Without the images, output every record exactly as it appears.

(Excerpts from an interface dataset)

□ □ □

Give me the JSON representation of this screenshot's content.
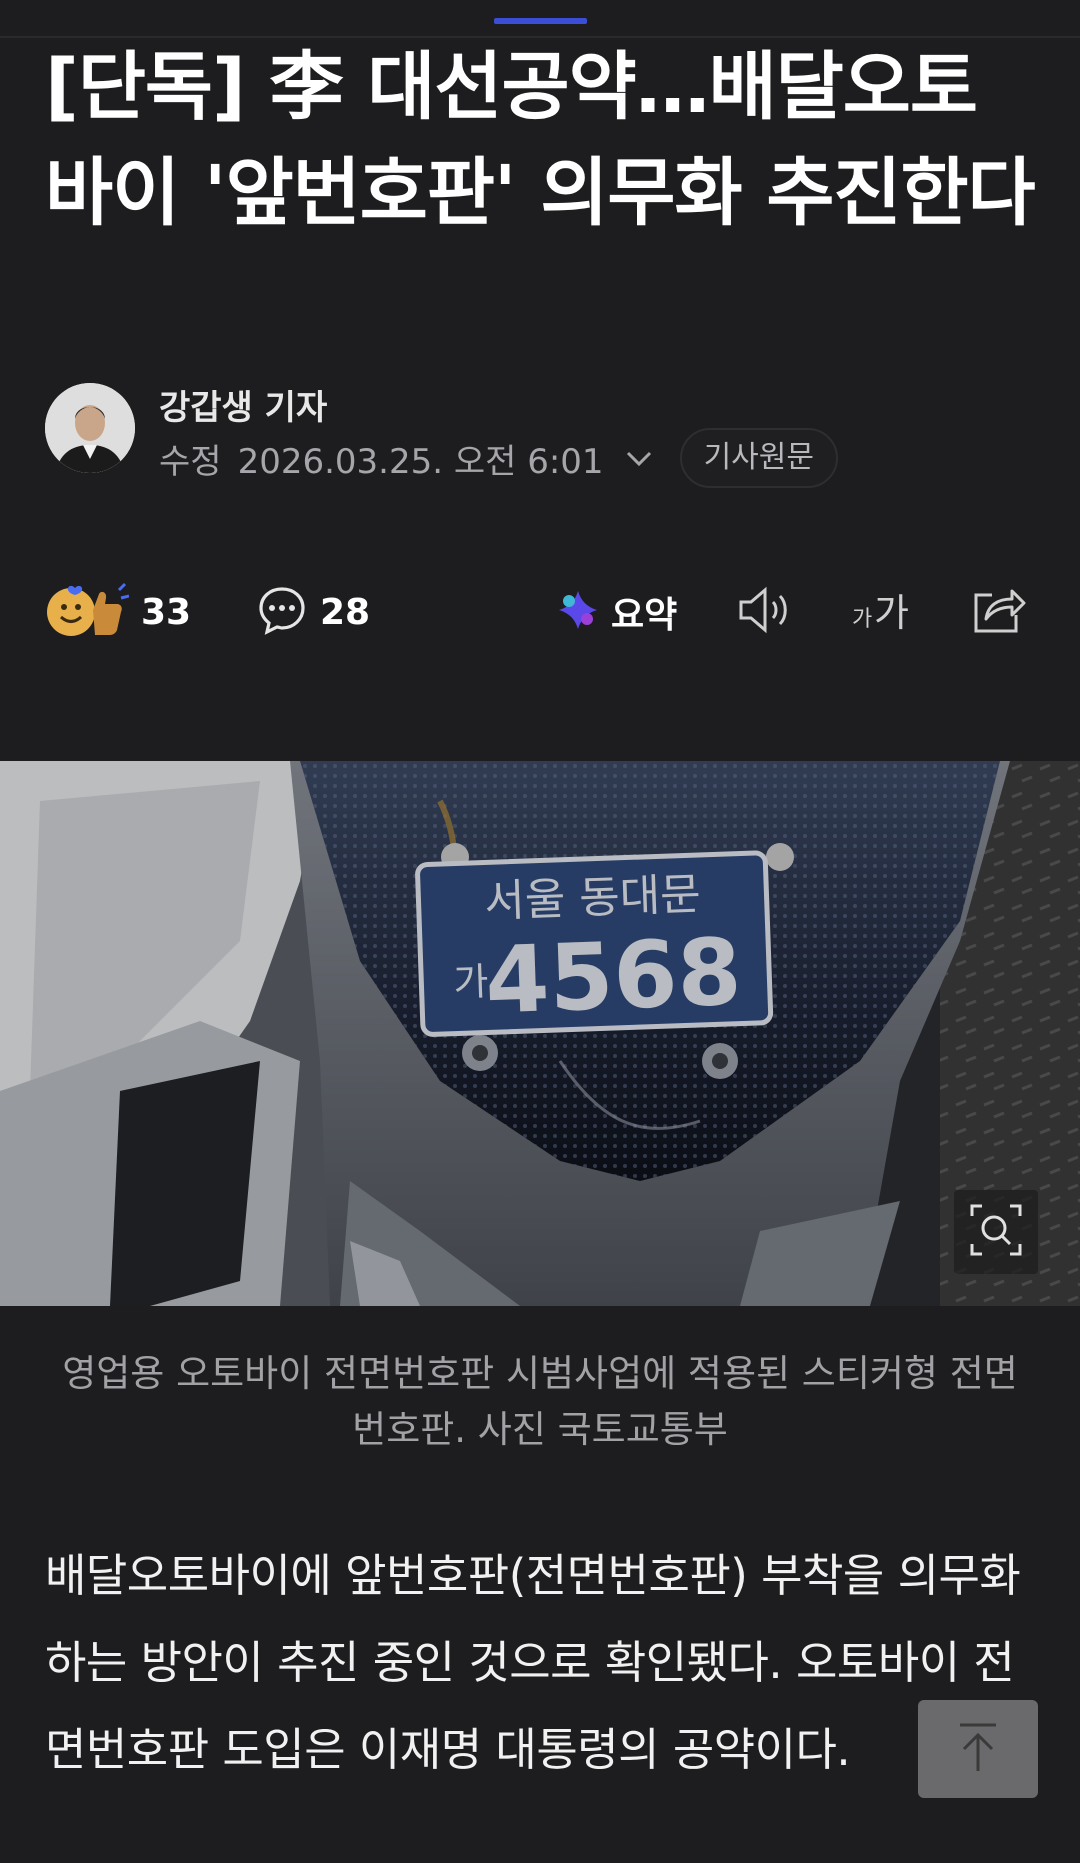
{
  "article": {
    "headline": "[단독] 李 대선공약…배달오토바이 '앞번호판' 의무화 추진한다",
    "reporter": "강갑생 기자",
    "modified_label": "수정",
    "datetime": "2026.03.25. 오전 6:01",
    "origin_button": "기사원문"
  },
  "actions": {
    "reactions_count": "33",
    "comments_count": "28",
    "summary_label": "요약",
    "listen_icon": "speaker-icon",
    "font_size_icon": "font-size-icon",
    "share_icon": "share-icon"
  },
  "photo": {
    "plate_region": "서울 동대문",
    "plate_prefix": "가",
    "plate_number": "4568",
    "caption": "영업용 오토바이 전면번호판 시범사업에 적용된 스티커형 전면번호판. 사진 국토교통부"
  },
  "body": {
    "paragraph": "배달오토바이에 앞번호판(전면번호판) 부착을 의무화하는 방안이 추진 중인 것으로 확인됐다. 오토바이 전면번호판 도입은 이재명 대통령의 공약이다."
  },
  "colors": {
    "background": "#1d1d1f",
    "tab_accent": "#3a4fd6",
    "muted_text": "#a6a6aa"
  }
}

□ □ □

**Reply to the exercise:**
Give me the JSON representation of this screenshot's content.
{
  "article": {
    "headline": "[단독] 李 대선공약…배달오토바이 '앞번호판' 의무화 추진한다",
    "reporter": "강갑생 기자",
    "modified_label": "수정",
    "datetime": "2026.03.25. 오전 6:01",
    "origin_button": "기사원문"
  },
  "actions": {
    "reactions_count": "33",
    "comments_count": "28",
    "summary_label": "요약",
    "listen_icon": "speaker-icon",
    "font_size_icon": "font-size-icon",
    "share_icon": "share-icon"
  },
  "photo": {
    "plate_region": "서울 동대문",
    "plate_prefix": "가",
    "plate_number": "4568",
    "caption": "영업용 오토바이 전면번호판 시범사업에 적용된 스티커형 전면번호판. 사진 국토교통부"
  },
  "body": {
    "paragraph": "배달오토바이에 앞번호판(전면번호판) 부착을 의무화하는 방안이 추진 중인 것으로 확인됐다. 오토바이 전면번호판 도입은 이재명 대통령의 공약이다."
  },
  "colors": {
    "background": "#1d1d1f",
    "tab_accent": "#3a4fd6",
    "muted_text": "#a6a6aa"
  }
}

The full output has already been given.